Task instructions
Repeat the lines below exactly as they appear, but leave out the images.

Dataset records
---+---

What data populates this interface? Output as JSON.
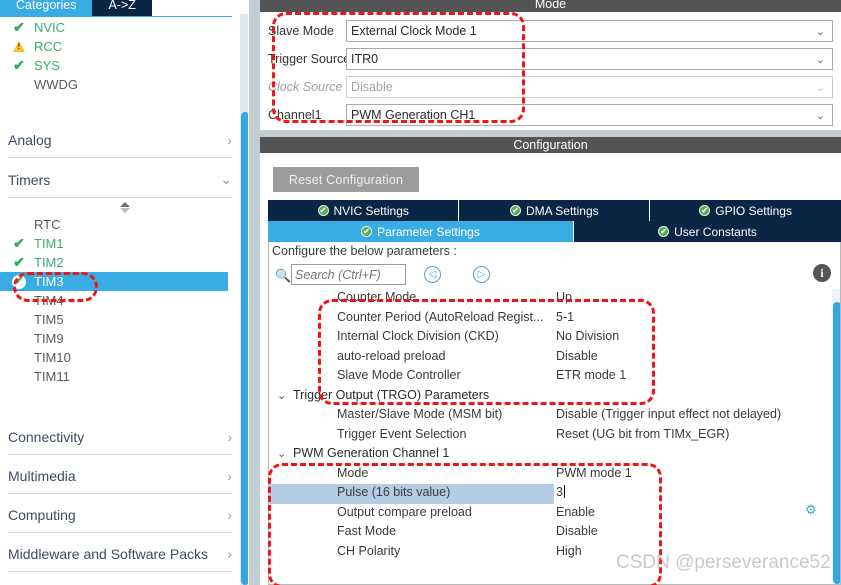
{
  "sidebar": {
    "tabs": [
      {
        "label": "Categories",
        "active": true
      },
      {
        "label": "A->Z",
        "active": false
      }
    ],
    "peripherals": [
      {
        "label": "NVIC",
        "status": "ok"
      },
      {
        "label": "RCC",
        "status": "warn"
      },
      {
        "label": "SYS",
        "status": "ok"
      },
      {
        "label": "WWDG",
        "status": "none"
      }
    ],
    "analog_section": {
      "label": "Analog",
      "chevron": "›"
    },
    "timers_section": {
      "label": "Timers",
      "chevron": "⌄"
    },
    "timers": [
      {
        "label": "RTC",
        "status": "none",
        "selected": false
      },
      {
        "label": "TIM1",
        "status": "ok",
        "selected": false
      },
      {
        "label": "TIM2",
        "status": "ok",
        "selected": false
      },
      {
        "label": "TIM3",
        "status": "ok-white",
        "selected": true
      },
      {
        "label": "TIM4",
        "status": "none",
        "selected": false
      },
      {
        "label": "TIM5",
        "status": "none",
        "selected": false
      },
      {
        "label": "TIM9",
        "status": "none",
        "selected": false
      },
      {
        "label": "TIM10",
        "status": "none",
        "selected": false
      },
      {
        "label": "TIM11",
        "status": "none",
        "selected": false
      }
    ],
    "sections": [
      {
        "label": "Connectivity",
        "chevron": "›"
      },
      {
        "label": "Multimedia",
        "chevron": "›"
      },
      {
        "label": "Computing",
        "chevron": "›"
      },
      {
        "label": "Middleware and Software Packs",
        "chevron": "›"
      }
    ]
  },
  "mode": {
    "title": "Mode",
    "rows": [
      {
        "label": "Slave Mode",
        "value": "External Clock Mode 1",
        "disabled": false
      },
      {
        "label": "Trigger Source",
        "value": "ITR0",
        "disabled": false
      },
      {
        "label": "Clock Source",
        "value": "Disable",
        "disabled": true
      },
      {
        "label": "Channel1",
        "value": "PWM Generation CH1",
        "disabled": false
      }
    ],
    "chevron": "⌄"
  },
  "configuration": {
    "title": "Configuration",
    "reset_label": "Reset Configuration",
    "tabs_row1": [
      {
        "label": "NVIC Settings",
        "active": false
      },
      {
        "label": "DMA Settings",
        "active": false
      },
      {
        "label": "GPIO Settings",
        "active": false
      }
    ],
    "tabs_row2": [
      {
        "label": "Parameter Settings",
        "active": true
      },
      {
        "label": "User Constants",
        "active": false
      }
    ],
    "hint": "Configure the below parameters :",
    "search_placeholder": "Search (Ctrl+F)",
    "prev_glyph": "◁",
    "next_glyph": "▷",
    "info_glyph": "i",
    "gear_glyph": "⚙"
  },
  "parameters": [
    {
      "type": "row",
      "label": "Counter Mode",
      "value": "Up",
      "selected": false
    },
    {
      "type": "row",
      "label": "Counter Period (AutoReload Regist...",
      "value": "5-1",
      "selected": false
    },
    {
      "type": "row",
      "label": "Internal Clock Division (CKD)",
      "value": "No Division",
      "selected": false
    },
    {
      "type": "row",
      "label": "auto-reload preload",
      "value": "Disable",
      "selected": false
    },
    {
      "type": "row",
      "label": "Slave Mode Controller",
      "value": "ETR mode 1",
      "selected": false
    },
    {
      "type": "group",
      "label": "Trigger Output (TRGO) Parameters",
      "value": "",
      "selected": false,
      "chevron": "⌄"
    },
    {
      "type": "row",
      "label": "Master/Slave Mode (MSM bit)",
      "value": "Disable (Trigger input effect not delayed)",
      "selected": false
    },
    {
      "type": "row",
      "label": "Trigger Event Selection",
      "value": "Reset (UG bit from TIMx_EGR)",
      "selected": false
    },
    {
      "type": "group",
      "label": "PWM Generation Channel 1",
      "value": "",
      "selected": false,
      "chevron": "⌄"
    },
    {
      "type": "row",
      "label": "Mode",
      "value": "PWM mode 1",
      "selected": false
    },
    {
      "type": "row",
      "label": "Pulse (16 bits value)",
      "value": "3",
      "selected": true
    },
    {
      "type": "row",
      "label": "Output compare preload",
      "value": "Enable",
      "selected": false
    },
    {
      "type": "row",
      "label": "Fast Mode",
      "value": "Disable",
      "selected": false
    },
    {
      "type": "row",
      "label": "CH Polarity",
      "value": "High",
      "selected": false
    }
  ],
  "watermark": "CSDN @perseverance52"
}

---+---

Problem solution
What data populates this interface? Output as JSON.
{
  "sidebar": {
    "tabs": [
      {
        "label": "Categories",
        "active": true
      },
      {
        "label": "A->Z",
        "active": false
      }
    ],
    "peripherals": [
      {
        "label": "NVIC",
        "status": "ok"
      },
      {
        "label": "RCC",
        "status": "warn"
      },
      {
        "label": "SYS",
        "status": "ok"
      },
      {
        "label": "WWDG",
        "status": "none"
      }
    ],
    "analog_section": {
      "label": "Analog",
      "chevron": "›"
    },
    "timers_section": {
      "label": "Timers",
      "chevron": "⌄"
    },
    "timers": [
      {
        "label": "RTC",
        "status": "none",
        "selected": false
      },
      {
        "label": "TIM1",
        "status": "ok",
        "selected": false
      },
      {
        "label": "TIM2",
        "status": "ok",
        "selected": false
      },
      {
        "label": "TIM3",
        "status": "ok-white",
        "selected": true
      },
      {
        "label": "TIM4",
        "status": "none",
        "selected": false
      },
      {
        "label": "TIM5",
        "status": "none",
        "selected": false
      },
      {
        "label": "TIM9",
        "status": "none",
        "selected": false
      },
      {
        "label": "TIM10",
        "status": "none",
        "selected": false
      },
      {
        "label": "TIM11",
        "status": "none",
        "selected": false
      }
    ],
    "sections": [
      {
        "label": "Connectivity",
        "chevron": "›"
      },
      {
        "label": "Multimedia",
        "chevron": "›"
      },
      {
        "label": "Computing",
        "chevron": "›"
      },
      {
        "label": "Middleware and Software Packs",
        "chevron": "›"
      }
    ]
  },
  "mode": {
    "title": "Mode",
    "rows": [
      {
        "label": "Slave Mode",
        "value": "External Clock Mode 1",
        "disabled": false
      },
      {
        "label": "Trigger Source",
        "value": "ITR0",
        "disabled": false
      },
      {
        "label": "Clock Source",
        "value": "Disable",
        "disabled": true
      },
      {
        "label": "Channel1",
        "value": "PWM Generation CH1",
        "disabled": false
      }
    ],
    "chevron": "⌄"
  },
  "configuration": {
    "title": "Configuration",
    "reset_label": "Reset Configuration",
    "tabs_row1": [
      {
        "label": "NVIC Settings",
        "active": false
      },
      {
        "label": "DMA Settings",
        "active": false
      },
      {
        "label": "GPIO Settings",
        "active": false
      }
    ],
    "tabs_row2": [
      {
        "label": "Parameter Settings",
        "active": true
      },
      {
        "label": "User Constants",
        "active": false
      }
    ],
    "hint": "Configure the below parameters :",
    "search_placeholder": "Search (Ctrl+F)",
    "prev_glyph": "◁",
    "next_glyph": "▷",
    "info_glyph": "i",
    "gear_glyph": "⚙"
  },
  "parameters": [
    {
      "type": "row",
      "label": "Counter Mode",
      "value": "Up",
      "selected": false
    },
    {
      "type": "row",
      "label": "Counter Period (AutoReload Regist...",
      "value": "5-1",
      "selected": false
    },
    {
      "type": "row",
      "label": "Internal Clock Division (CKD)",
      "value": "No Division",
      "selected": false
    },
    {
      "type": "row",
      "label": "auto-reload preload",
      "value": "Disable",
      "selected": false
    },
    {
      "type": "row",
      "label": "Slave Mode Controller",
      "value": "ETR mode 1",
      "selected": false
    },
    {
      "type": "group",
      "label": "Trigger Output (TRGO) Parameters",
      "value": "",
      "selected": false,
      "chevron": "⌄"
    },
    {
      "type": "row",
      "label": "Master/Slave Mode (MSM bit)",
      "value": "Disable (Trigger input effect not delayed)",
      "selected": false
    },
    {
      "type": "row",
      "label": "Trigger Event Selection",
      "value": "Reset (UG bit from TIMx_EGR)",
      "selected": false
    },
    {
      "type": "group",
      "label": "PWM Generation Channel 1",
      "value": "",
      "selected": false,
      "chevron": "⌄"
    },
    {
      "type": "row",
      "label": "Mode",
      "value": "PWM mode 1",
      "selected": false
    },
    {
      "type": "row",
      "label": "Pulse (16 bits value)",
      "value": "3",
      "selected": true
    },
    {
      "type": "row",
      "label": "Output compare preload",
      "value": "Enable",
      "selected": false
    },
    {
      "type": "row",
      "label": "Fast Mode",
      "value": "Disable",
      "selected": false
    },
    {
      "type": "row",
      "label": "CH Polarity",
      "value": "High",
      "selected": false
    }
  ],
  "watermark": "CSDN @perseverance52"
}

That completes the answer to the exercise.